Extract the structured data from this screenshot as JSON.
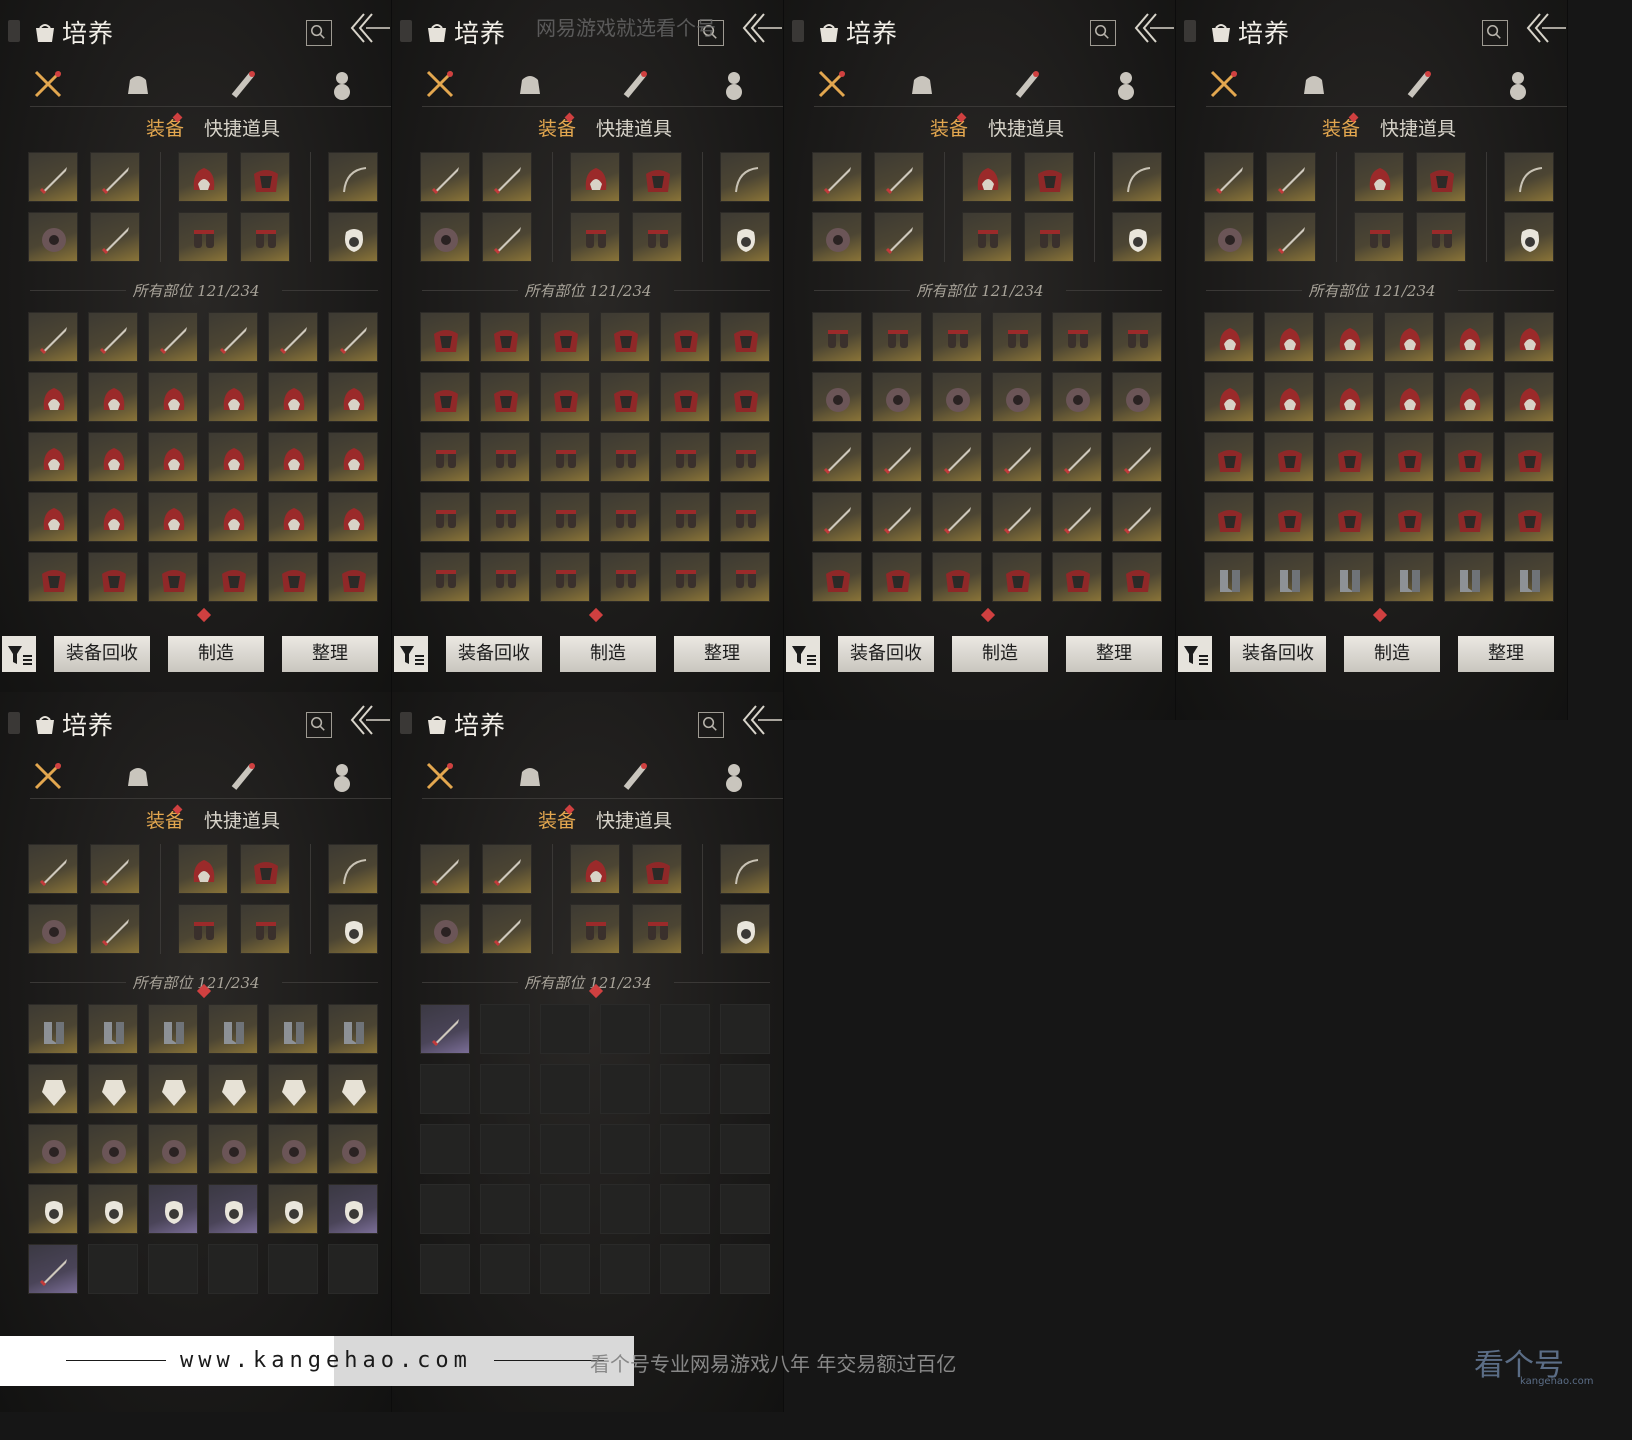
{
  "title": "培养",
  "subtabs": [
    "装备",
    "快捷道具"
  ],
  "count_label": "所有部位 121/234",
  "buttons": {
    "recycle": "装备回收",
    "craft": "制造",
    "sort": "整理"
  },
  "categories": [
    "weapon-tab-icon",
    "pouch-tab-icon",
    "scroll-tab-icon",
    "gourd-tab-icon"
  ],
  "inventory_pages": [
    {
      "rows": 5,
      "purple": [],
      "filled": 30
    },
    {
      "rows": 5,
      "purple": [],
      "filled": 30
    },
    {
      "rows": 5,
      "purple": [],
      "filled": 30
    },
    {
      "rows": 5,
      "purple": [],
      "filled": 30
    },
    {
      "rows": 5,
      "purple": [
        20,
        21,
        23,
        24
      ],
      "filled": 25
    },
    {
      "rows": 5,
      "purple": [
        0
      ],
      "filled": 1
    }
  ],
  "watermark": {
    "top_text": "网易游戏就选看个号",
    "url": "www.kangehao.com",
    "slogan": "看个号专业网易游戏八年  年交易额过百亿",
    "logo": "看个号",
    "logo_sub": "kangehao.com"
  },
  "colors": {
    "accent": "#e3a74f",
    "alert": "#d04040",
    "gold_slot": "#8a7438",
    "purple_slot": "#7b6e98"
  }
}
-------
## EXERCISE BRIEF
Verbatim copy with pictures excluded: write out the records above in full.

## FINISHED EXERCISE
Extract the structured data from this screenshot as JSON.
{
  "title": "培养",
  "subtabs": [
    "装备",
    "快捷道具"
  ],
  "count_label": "所有部位 121/234",
  "buttons": {
    "recycle": "装备回收",
    "craft": "制造",
    "sort": "整理"
  },
  "categories": [
    "weapon-tab-icon",
    "pouch-tab-icon",
    "scroll-tab-icon",
    "gourd-tab-icon"
  ],
  "inventory_pages": [
    {
      "rows": 5,
      "purple": [],
      "filled": 30
    },
    {
      "rows": 5,
      "purple": [],
      "filled": 30
    },
    {
      "rows": 5,
      "purple": [],
      "filled": 30
    },
    {
      "rows": 5,
      "purple": [],
      "filled": 30
    },
    {
      "rows": 5,
      "purple": [
        20,
        21,
        23,
        24
      ],
      "filled": 25
    },
    {
      "rows": 5,
      "purple": [
        0
      ],
      "filled": 1
    }
  ],
  "watermark": {
    "top_text": "网易游戏就选看个号",
    "url": "www.kangehao.com",
    "slogan": "看个号专业网易游戏八年  年交易额过百亿",
    "logo": "看个号",
    "logo_sub": "kangehao.com"
  },
  "colors": {
    "accent": "#e3a74f",
    "alert": "#d04040",
    "gold_slot": "#8a7438",
    "purple_slot": "#7b6e98"
  }
}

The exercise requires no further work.